There are a lot of cyber threats out there for sure, and GDF can help you across the entire cybersecurity spectrum, from professional vulnerability assessments and penetration testing, to application testing, emergency incident response and regulatory compliance. But when it comes to these easy 8 cybersecurity basics, you don’t have any excuses to wait.
For all your cybersecurity needs, call GDF at 1-800-868-8189 today, or fill out the form below and we’ll contact you.

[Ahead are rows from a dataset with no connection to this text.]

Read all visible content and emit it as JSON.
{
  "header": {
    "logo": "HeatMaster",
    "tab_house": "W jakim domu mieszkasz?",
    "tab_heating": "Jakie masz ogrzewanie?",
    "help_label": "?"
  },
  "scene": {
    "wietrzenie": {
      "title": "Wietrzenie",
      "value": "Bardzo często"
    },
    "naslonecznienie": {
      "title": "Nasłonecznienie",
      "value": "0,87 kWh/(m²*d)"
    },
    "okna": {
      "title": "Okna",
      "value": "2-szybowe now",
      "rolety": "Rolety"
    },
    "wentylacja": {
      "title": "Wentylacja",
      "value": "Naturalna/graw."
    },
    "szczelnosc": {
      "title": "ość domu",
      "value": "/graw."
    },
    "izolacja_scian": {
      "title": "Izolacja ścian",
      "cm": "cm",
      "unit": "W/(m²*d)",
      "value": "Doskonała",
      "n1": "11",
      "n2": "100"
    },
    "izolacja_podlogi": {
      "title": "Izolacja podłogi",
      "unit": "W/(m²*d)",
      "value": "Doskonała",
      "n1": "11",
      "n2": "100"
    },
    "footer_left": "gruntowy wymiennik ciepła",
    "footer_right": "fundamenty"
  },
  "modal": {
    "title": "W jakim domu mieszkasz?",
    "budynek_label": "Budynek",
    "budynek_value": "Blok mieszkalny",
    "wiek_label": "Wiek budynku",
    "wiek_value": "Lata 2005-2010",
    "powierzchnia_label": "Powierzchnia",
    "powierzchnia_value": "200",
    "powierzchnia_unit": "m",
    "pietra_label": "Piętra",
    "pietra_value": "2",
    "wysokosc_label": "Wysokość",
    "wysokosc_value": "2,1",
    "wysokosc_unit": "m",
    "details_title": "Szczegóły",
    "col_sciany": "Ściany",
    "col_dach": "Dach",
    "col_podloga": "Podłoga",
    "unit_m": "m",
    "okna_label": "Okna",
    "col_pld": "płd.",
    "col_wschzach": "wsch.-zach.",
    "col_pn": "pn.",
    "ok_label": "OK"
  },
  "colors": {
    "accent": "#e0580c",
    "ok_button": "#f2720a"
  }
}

*Global Digital Forensics is a recognized industry leader in the fields of computer forensics, cybersecurity and emergency incident response, with years of experience assisting clients in the government, banking, legal, healthcare, education and corporate arenas. For a free consultation with a Global Digital Forensics specialist, call 1-800-868-8189 about tailoring a cost-effective plan which will meet your unique needs, without wasting resources on solutions you simply don’t need. Emergency responders are also standing by 24/7 to handle intrusion and data breach emergencies whenever and wherever they arise. Time is critical if a cyber incident has occurred, so don’t hesitate to call 1-800-868-8189 for immediate help. For more information, visit GDF's cybersecurity page.